● **Activity**: Give the listing again word for word. Skip the pictures.

● **Material supplied**:
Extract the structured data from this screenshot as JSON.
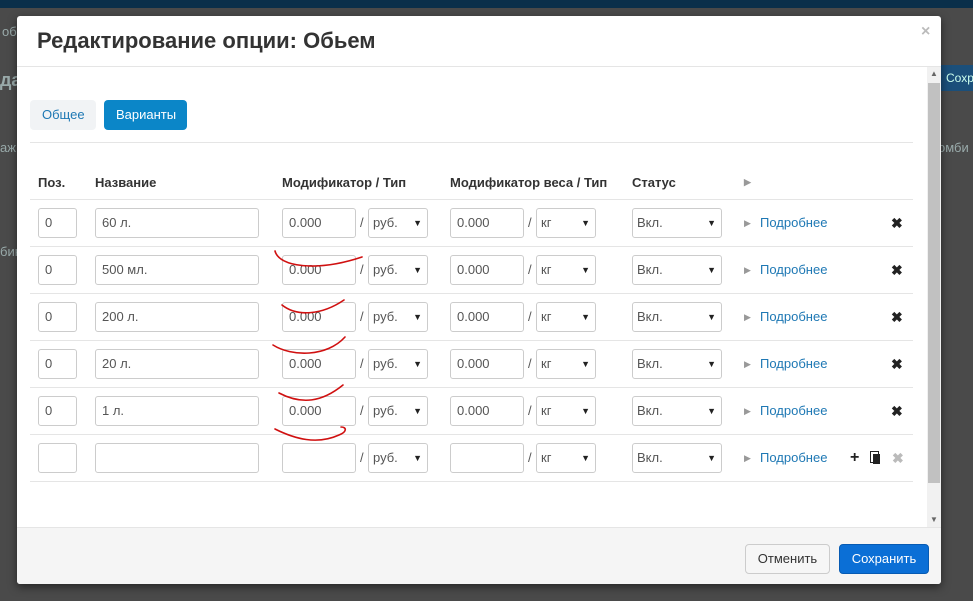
{
  "background": {
    "fragments": [
      "об",
      "да",
      "аж",
      "бин",
      "омби"
    ],
    "save_button": "Сохр"
  },
  "modal": {
    "title": "Редактирование опции: Обьем",
    "close": "×",
    "tabs": [
      {
        "label": "Общее",
        "active": false
      },
      {
        "label": "Варианты",
        "active": true
      }
    ],
    "columns": {
      "pos": "Поз.",
      "name": "Название",
      "modifier": "Модификатор / Тип",
      "weight_modifier": "Модификатор веса / Тип",
      "status": "Статус"
    },
    "rows": [
      {
        "pos": "0",
        "name": "60 л.",
        "modifier": "0.000",
        "modifier_type": "руб.",
        "weight": "0.000",
        "weight_type": "кг",
        "status": "Вкл.",
        "details": "Подробнее"
      },
      {
        "pos": "0",
        "name": "500 мл.",
        "modifier": "0.000",
        "modifier_type": "руб.",
        "weight": "0.000",
        "weight_type": "кг",
        "status": "Вкл.",
        "details": "Подробнее"
      },
      {
        "pos": "0",
        "name": "200 л.",
        "modifier": "0.000",
        "modifier_type": "руб.",
        "weight": "0.000",
        "weight_type": "кг",
        "status": "Вкл.",
        "details": "Подробнее"
      },
      {
        "pos": "0",
        "name": "20 л.",
        "modifier": "0.000",
        "modifier_type": "руб.",
        "weight": "0.000",
        "weight_type": "кг",
        "status": "Вкл.",
        "details": "Подробнее"
      },
      {
        "pos": "0",
        "name": "1 л.",
        "modifier": "0.000",
        "modifier_type": "руб.",
        "weight": "0.000",
        "weight_type": "кг",
        "status": "Вкл.",
        "details": "Подробнее"
      }
    ],
    "new_row": {
      "pos": "",
      "name": "",
      "modifier": "",
      "modifier_type": "руб.",
      "weight": "",
      "weight_type": "кг",
      "status": "Вкл.",
      "details": "Подробнее"
    },
    "separator": "/",
    "footer": {
      "cancel": "Отменить",
      "save": "Сохранить"
    },
    "colors": {
      "accent": "#0b86c8",
      "primary_button": "#0b6fd6",
      "link": "#1e78b4",
      "annotation": "#d01010"
    }
  }
}
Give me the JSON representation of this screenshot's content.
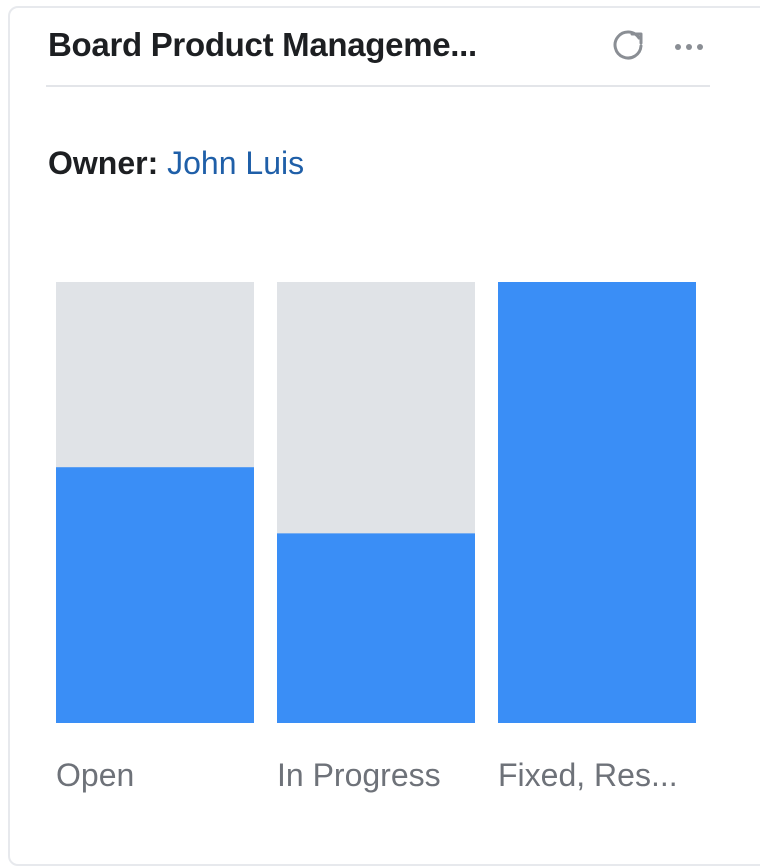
{
  "card": {
    "title": "Board Product Manageme...",
    "owner_label": "Owner:",
    "owner_name": "John Luis",
    "refresh_icon": "refresh-icon",
    "more_icon": "more-horizontal-icon"
  },
  "colors": {
    "filled": "#3a8ef6",
    "track": "#e0e3e7",
    "link": "#1f5fa8"
  },
  "chart_data": {
    "type": "bar",
    "categories": [
      "Open",
      "In Progress",
      "Fixed, Res..."
    ],
    "values": [
      0.58,
      0.43,
      1.0
    ],
    "ylim": [
      0,
      1
    ]
  }
}
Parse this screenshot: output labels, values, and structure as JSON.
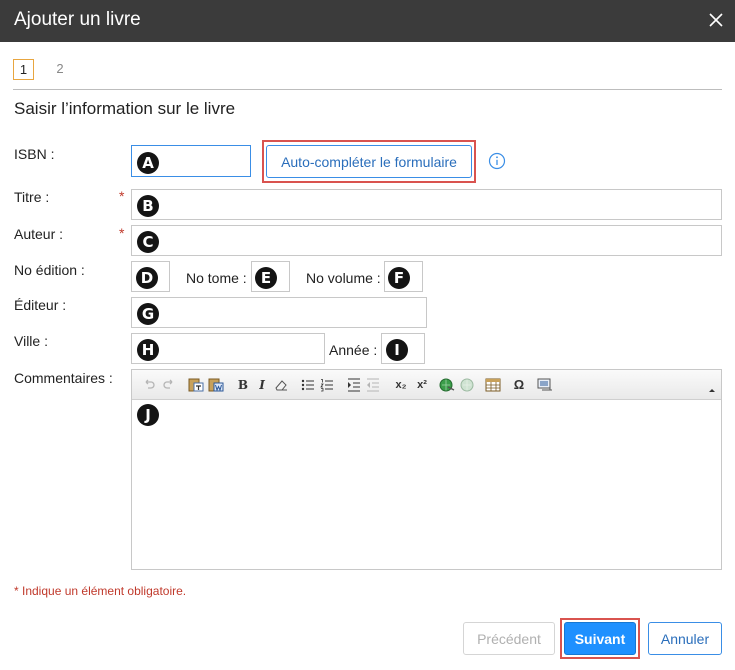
{
  "dialog": {
    "title": "Ajouter un livre",
    "close_icon": "close-icon"
  },
  "steps": [
    "1",
    "2"
  ],
  "active_step": "1",
  "section_title": "Saisir l’information sur le livre",
  "fields": {
    "isbn": {
      "label": "ISBN :",
      "value": "",
      "marker": "A"
    },
    "titre": {
      "label": "Titre :",
      "value": "",
      "marker": "B",
      "required": "*"
    },
    "auteur": {
      "label": "Auteur :",
      "value": "",
      "marker": "C",
      "required": "*"
    },
    "no_edition": {
      "label": "No édition :",
      "value": "",
      "marker": "D"
    },
    "no_tome": {
      "label": "No tome :",
      "value": "",
      "marker": "E"
    },
    "no_volume": {
      "label": "No volume :",
      "value": "",
      "marker": "F"
    },
    "editeur": {
      "label": "Éditeur :",
      "value": "",
      "marker": "G"
    },
    "ville": {
      "label": "Ville :",
      "value": "",
      "marker": "H"
    },
    "annee": {
      "label": "Année :",
      "value": "",
      "marker": "I"
    },
    "commentaires": {
      "label": "Commentaires :",
      "value": "",
      "marker": "J"
    }
  },
  "autofill_label": "Auto-compléter le formulaire",
  "info_icon": "info-icon",
  "toolbar_icons": [
    "undo-icon",
    "redo-icon",
    "paste-text-icon",
    "paste-word-icon",
    "bold-icon",
    "italic-icon",
    "remove-format-icon",
    "bulleted-list-icon",
    "numbered-list-icon",
    "indent-icon",
    "outdent-icon",
    "subscript-icon",
    "superscript-icon",
    "link-icon",
    "unlink-icon",
    "table-icon",
    "special-char-icon",
    "image-icon"
  ],
  "toolbar_glyphs": {
    "bold": "B",
    "italic": "I",
    "subscript": "x₂",
    "superscript": "x²",
    "omega": "Ω"
  },
  "required_note": "* Indique un élément obligatoire.",
  "buttons": {
    "previous": "Précédent",
    "next": "Suivant",
    "cancel": "Annuler"
  },
  "colors": {
    "titlebar": "#3b3b3b",
    "accent": "#1e90ff",
    "required": "#c0392b",
    "highlight": "#d9534f"
  }
}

● **Answer for this exercise**:
Extract the structured data from this screenshot as JSON.
{
  "background": {
    "fragments": [
      "об",
      "да",
      "аж",
      "бин",
      "омби"
    ],
    "save_button": "Сохр"
  },
  "modal": {
    "title": "Редактирование опции: Обьем",
    "close": "×",
    "tabs": [
      {
        "label": "Общее",
        "active": false
      },
      {
        "label": "Варианты",
        "active": true
      }
    ],
    "columns": {
      "pos": "Поз.",
      "name": "Название",
      "modifier": "Модификатор / Тип",
      "weight_modifier": "Модификатор веса / Тип",
      "status": "Статус"
    },
    "rows": [
      {
        "pos": "0",
        "name": "60 л.",
        "modifier": "0.000",
        "modifier_type": "руб.",
        "weight": "0.000",
        "weight_type": "кг",
        "status": "Вкл.",
        "details": "Подробнее"
      },
      {
        "pos": "0",
        "name": "500 мл.",
        "modifier": "0.000",
        "modifier_type": "руб.",
        "weight": "0.000",
        "weight_type": "кг",
        "status": "Вкл.",
        "details": "Подробнее"
      },
      {
        "pos": "0",
        "name": "200 л.",
        "modifier": "0.000",
        "modifier_type": "руб.",
        "weight": "0.000",
        "weight_type": "кг",
        "status": "Вкл.",
        "details": "Подробнее"
      },
      {
        "pos": "0",
        "name": "20 л.",
        "modifier": "0.000",
        "modifier_type": "руб.",
        "weight": "0.000",
        "weight_type": "кг",
        "status": "Вкл.",
        "details": "Подробнее"
      },
      {
        "pos": "0",
        "name": "1 л.",
        "modifier": "0.000",
        "modifier_type": "руб.",
        "weight": "0.000",
        "weight_type": "кг",
        "status": "Вкл.",
        "details": "Подробнее"
      }
    ],
    "new_row": {
      "pos": "",
      "name": "",
      "modifier": "",
      "modifier_type": "руб.",
      "weight": "",
      "weight_type": "кг",
      "status": "Вкл.",
      "details": "Подробнее"
    },
    "separator": "/",
    "footer": {
      "cancel": "Отменить",
      "save": "Сохранить"
    },
    "colors": {
      "accent": "#0b86c8",
      "primary_button": "#0b6fd6",
      "link": "#1e78b4",
      "annotation": "#d01010"
    }
  }
}
Give me the JSON representation of this screenshot's content.
{
  "card": {
    "title": "Board Product Manageme...",
    "owner_label": "Owner:",
    "owner_name": "John Luis",
    "refresh_icon": "refresh-icon",
    "more_icon": "more-horizontal-icon"
  },
  "colors": {
    "filled": "#3a8ef6",
    "track": "#e0e3e7",
    "link": "#1f5fa8"
  },
  "chart_data": {
    "type": "bar",
    "categories": [
      "Open",
      "In Progress",
      "Fixed, Res..."
    ],
    "values": [
      0.58,
      0.43,
      1.0
    ],
    "ylim": [
      0,
      1
    ]
  }
}
Parse this screenshot: output labels, values, and structure as JSON.
{
  "dialog": {
    "title": "Ajouter un livre",
    "close_icon": "close-icon"
  },
  "steps": [
    "1",
    "2"
  ],
  "active_step": "1",
  "section_title": "Saisir l’information sur le livre",
  "fields": {
    "isbn": {
      "label": "ISBN :",
      "value": "",
      "marker": "A"
    },
    "titre": {
      "label": "Titre :",
      "value": "",
      "marker": "B",
      "required": "*"
    },
    "auteur": {
      "label": "Auteur :",
      "value": "",
      "marker": "C",
      "required": "*"
    },
    "no_edition": {
      "label": "No édition :",
      "value": "",
      "marker": "D"
    },
    "no_tome": {
      "label": "No tome :",
      "value": "",
      "marker": "E"
    },
    "no_volume": {
      "label": "No volume :",
      "value": "",
      "marker": "F"
    },
    "editeur": {
      "label": "Éditeur :",
      "value": "",
      "marker": "G"
    },
    "ville": {
      "label": "Ville :",
      "value": "",
      "marker": "H"
    },
    "annee": {
      "label": "Année :",
      "value": "",
      "marker": "I"
    },
    "commentaires": {
      "label": "Commentaires :",
      "value": "",
      "marker": "J"
    }
  },
  "autofill_label": "Auto-compléter le formulaire",
  "info_icon": "info-icon",
  "toolbar_icons": [
    "undo-icon",
    "redo-icon",
    "paste-text-icon",
    "paste-word-icon",
    "bold-icon",
    "italic-icon",
    "remove-format-icon",
    "bulleted-list-icon",
    "numbered-list-icon",
    "indent-icon",
    "outdent-icon",
    "subscript-icon",
    "superscript-icon",
    "link-icon",
    "unlink-icon",
    "table-icon",
    "special-char-icon",
    "image-icon"
  ],
  "toolbar_glyphs": {
    "bold": "B",
    "italic": "I",
    "subscript": "x₂",
    "superscript": "x²",
    "omega": "Ω"
  },
  "required_note": "* Indique un élément obligatoire.",
  "buttons": {
    "previous": "Précédent",
    "next": "Suivant",
    "cancel": "Annuler"
  },
  "colors": {
    "titlebar": "#3b3b3b",
    "accent": "#1e90ff",
    "required": "#c0392b",
    "highlight": "#d9534f"
  }
}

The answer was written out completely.